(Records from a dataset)

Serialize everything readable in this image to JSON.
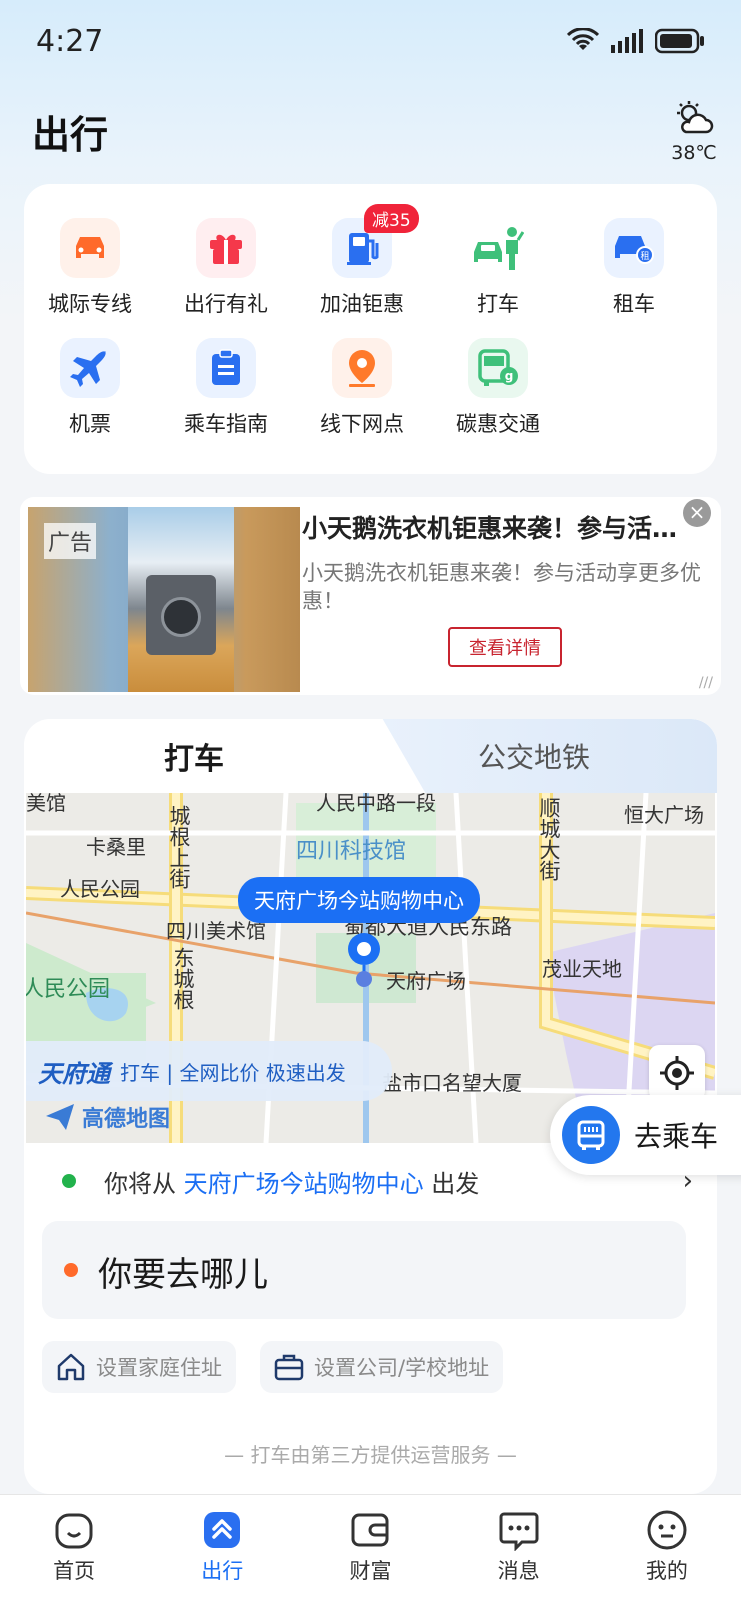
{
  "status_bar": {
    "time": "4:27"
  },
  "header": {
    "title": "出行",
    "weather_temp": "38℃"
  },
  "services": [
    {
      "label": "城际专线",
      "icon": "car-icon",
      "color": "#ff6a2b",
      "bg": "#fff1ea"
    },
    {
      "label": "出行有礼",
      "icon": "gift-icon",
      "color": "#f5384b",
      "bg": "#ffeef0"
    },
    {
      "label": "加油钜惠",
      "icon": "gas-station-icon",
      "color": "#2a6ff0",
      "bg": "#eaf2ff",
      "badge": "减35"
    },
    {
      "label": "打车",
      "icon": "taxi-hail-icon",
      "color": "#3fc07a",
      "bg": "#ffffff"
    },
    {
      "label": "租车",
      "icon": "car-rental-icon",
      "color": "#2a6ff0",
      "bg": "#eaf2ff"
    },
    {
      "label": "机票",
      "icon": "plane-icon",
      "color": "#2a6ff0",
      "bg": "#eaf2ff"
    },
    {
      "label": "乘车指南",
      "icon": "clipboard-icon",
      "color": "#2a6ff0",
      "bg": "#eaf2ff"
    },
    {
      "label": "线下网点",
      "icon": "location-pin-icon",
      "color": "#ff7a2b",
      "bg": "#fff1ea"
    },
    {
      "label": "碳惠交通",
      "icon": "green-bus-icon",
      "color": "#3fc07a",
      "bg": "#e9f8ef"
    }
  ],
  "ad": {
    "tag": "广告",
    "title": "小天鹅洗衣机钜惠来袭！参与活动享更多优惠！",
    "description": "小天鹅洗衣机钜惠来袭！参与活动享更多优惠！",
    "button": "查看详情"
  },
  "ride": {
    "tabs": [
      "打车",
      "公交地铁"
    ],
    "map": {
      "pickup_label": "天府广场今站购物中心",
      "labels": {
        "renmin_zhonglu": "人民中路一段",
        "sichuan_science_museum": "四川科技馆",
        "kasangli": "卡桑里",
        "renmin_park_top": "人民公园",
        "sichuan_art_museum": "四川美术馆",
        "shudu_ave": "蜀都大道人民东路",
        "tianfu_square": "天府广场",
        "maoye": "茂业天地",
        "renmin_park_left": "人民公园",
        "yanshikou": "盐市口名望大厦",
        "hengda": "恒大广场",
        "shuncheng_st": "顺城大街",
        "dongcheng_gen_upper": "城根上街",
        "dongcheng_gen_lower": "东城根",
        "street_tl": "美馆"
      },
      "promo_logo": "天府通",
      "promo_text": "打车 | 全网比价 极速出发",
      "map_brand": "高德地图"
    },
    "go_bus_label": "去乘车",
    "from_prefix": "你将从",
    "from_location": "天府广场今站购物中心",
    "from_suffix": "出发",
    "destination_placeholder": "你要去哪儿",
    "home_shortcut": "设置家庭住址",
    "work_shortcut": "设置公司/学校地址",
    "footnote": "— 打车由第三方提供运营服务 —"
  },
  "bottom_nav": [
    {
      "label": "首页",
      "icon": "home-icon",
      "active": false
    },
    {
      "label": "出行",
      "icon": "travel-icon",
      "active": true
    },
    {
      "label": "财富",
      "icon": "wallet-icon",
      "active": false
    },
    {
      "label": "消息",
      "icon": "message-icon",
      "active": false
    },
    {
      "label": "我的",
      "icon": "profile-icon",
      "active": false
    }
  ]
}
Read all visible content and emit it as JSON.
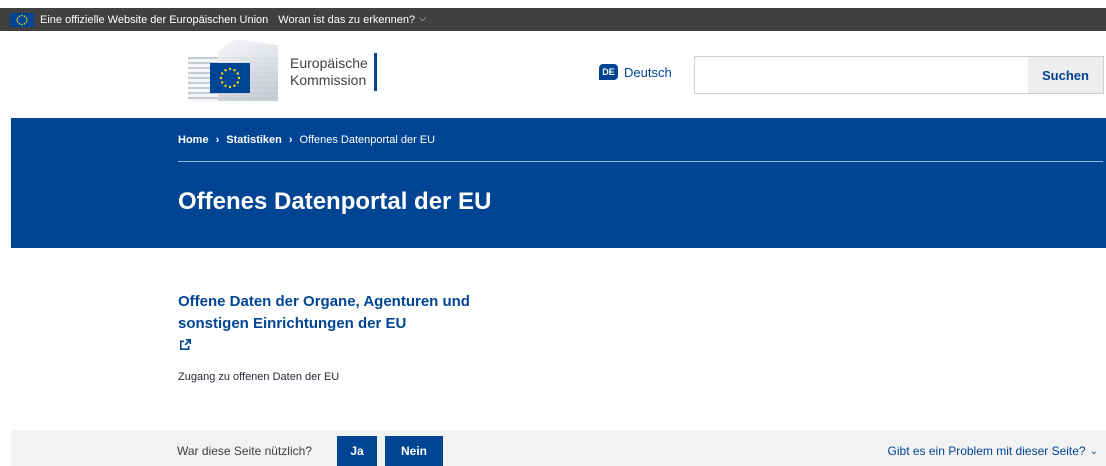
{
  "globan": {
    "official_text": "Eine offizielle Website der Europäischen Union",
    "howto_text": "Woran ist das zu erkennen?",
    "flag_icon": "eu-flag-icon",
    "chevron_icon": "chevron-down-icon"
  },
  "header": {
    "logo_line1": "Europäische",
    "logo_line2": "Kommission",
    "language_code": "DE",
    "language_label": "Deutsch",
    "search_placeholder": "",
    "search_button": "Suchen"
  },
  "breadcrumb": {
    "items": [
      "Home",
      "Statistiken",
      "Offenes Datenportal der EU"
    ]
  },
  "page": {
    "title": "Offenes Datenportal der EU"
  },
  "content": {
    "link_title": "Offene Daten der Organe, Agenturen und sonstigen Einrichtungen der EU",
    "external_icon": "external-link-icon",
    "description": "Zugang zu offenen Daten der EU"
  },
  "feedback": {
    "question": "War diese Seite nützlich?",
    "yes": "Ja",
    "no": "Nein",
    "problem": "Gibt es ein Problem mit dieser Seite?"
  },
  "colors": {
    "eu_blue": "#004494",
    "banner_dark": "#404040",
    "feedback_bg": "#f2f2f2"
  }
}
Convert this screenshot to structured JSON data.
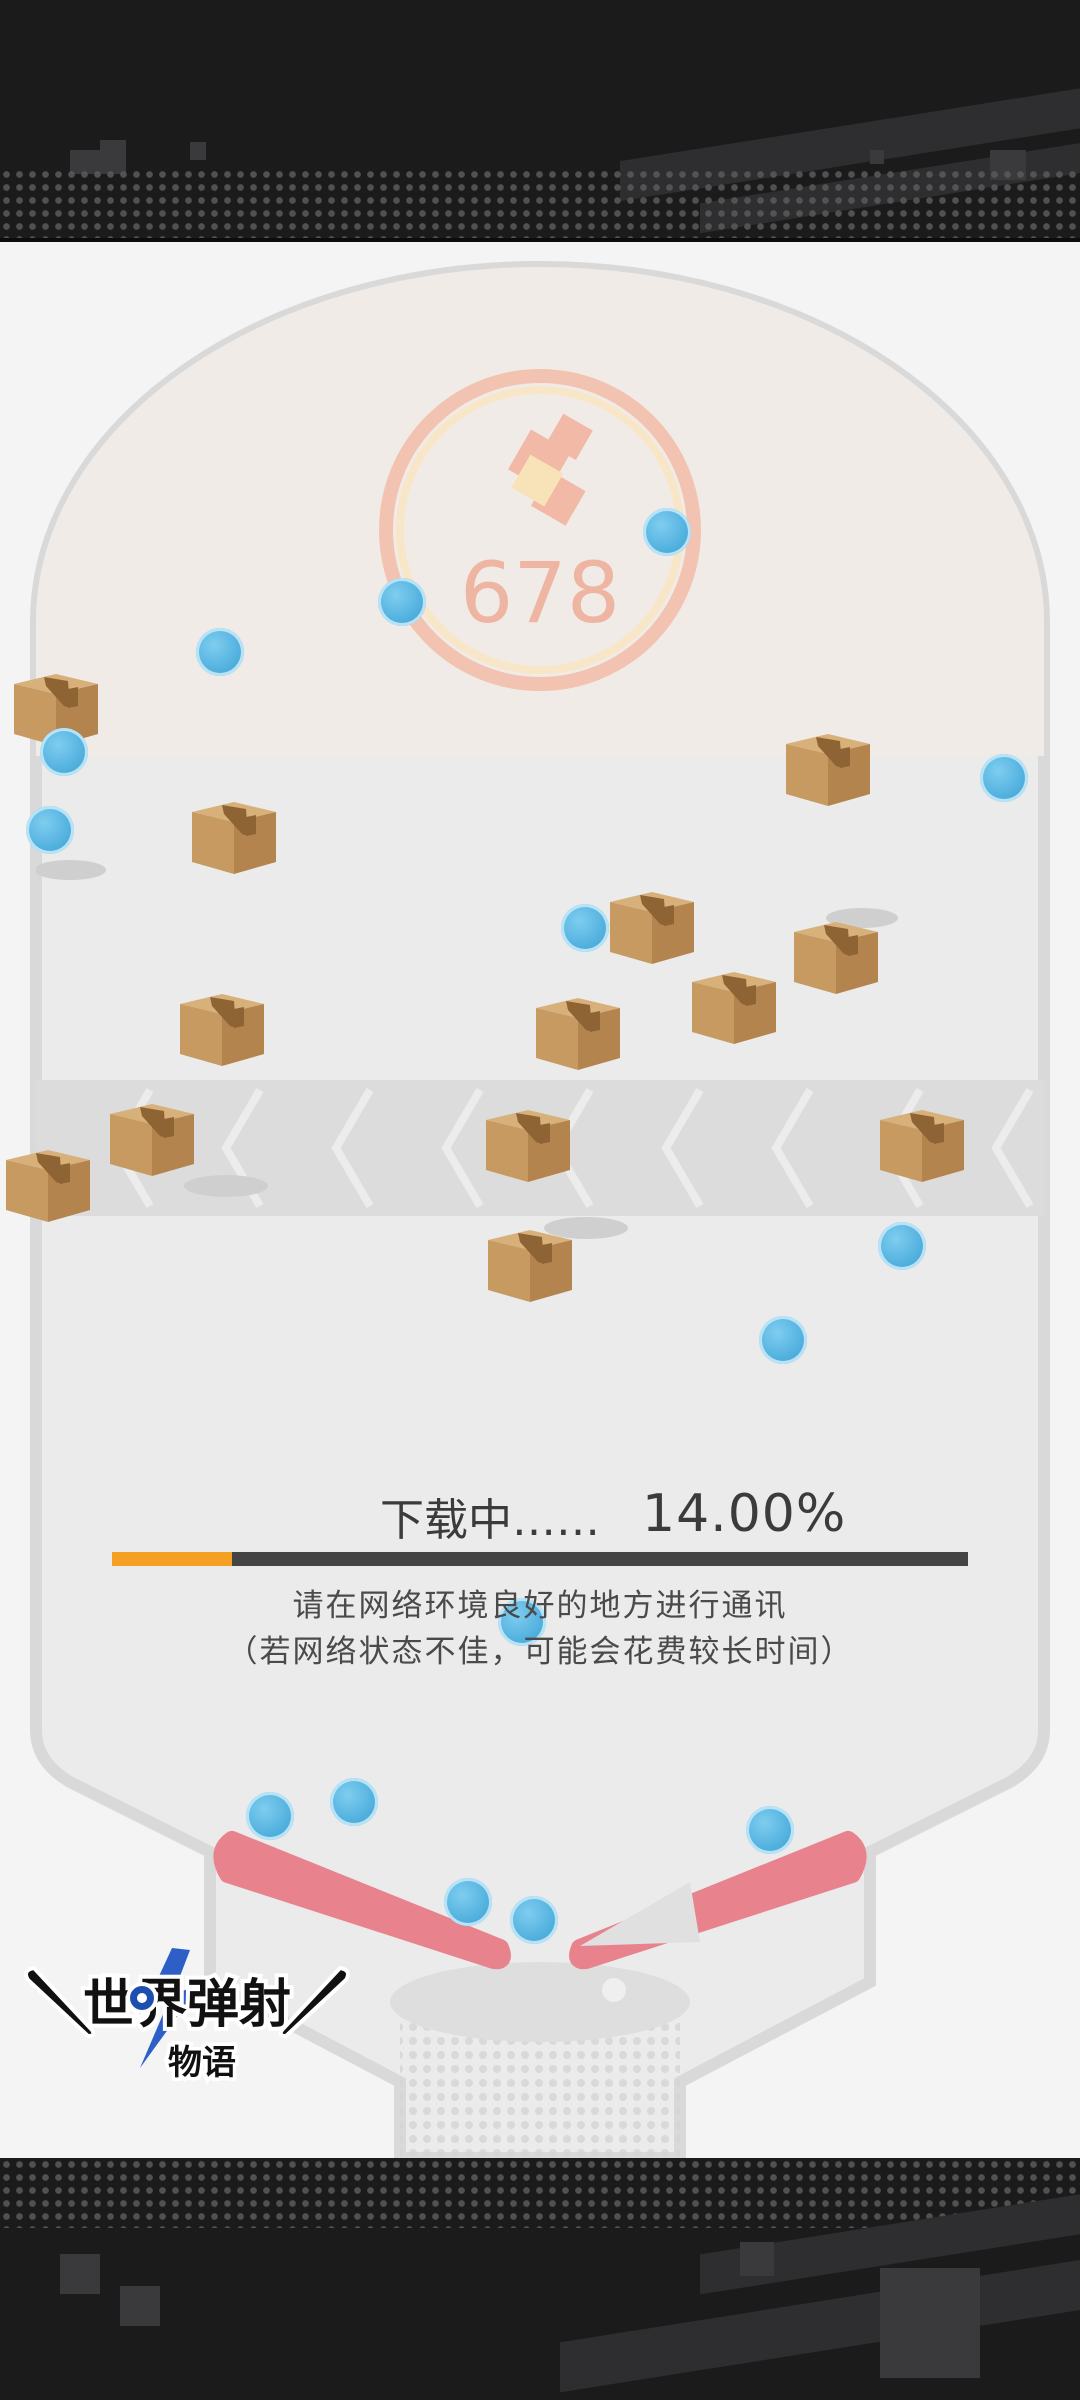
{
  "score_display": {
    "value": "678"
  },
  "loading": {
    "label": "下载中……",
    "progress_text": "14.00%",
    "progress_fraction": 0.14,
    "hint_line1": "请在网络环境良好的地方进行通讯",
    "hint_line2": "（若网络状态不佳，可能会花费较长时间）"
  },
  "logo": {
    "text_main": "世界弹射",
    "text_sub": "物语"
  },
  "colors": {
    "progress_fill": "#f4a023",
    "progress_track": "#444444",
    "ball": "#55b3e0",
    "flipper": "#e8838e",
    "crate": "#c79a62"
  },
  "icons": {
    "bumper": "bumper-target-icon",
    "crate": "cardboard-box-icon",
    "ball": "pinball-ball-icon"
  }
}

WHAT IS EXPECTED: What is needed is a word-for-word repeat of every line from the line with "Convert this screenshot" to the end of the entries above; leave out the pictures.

RESPONSE TO THE TASK:
Convert this screenshot to structured JSON data.
{
  "score_display": {
    "value": "678"
  },
  "loading": {
    "label": "下载中……",
    "progress_text": "14.00%",
    "progress_fraction": 0.14,
    "hint_line1": "请在网络环境良好的地方进行通讯",
    "hint_line2": "（若网络状态不佳，可能会花费较长时间）"
  },
  "logo": {
    "text_main": "世界弹射",
    "text_sub": "物语"
  },
  "colors": {
    "progress_fill": "#f4a023",
    "progress_track": "#444444",
    "ball": "#55b3e0",
    "flipper": "#e8838e",
    "crate": "#c79a62"
  },
  "icons": {
    "bumper": "bumper-target-icon",
    "crate": "cardboard-box-icon",
    "ball": "pinball-ball-icon"
  }
}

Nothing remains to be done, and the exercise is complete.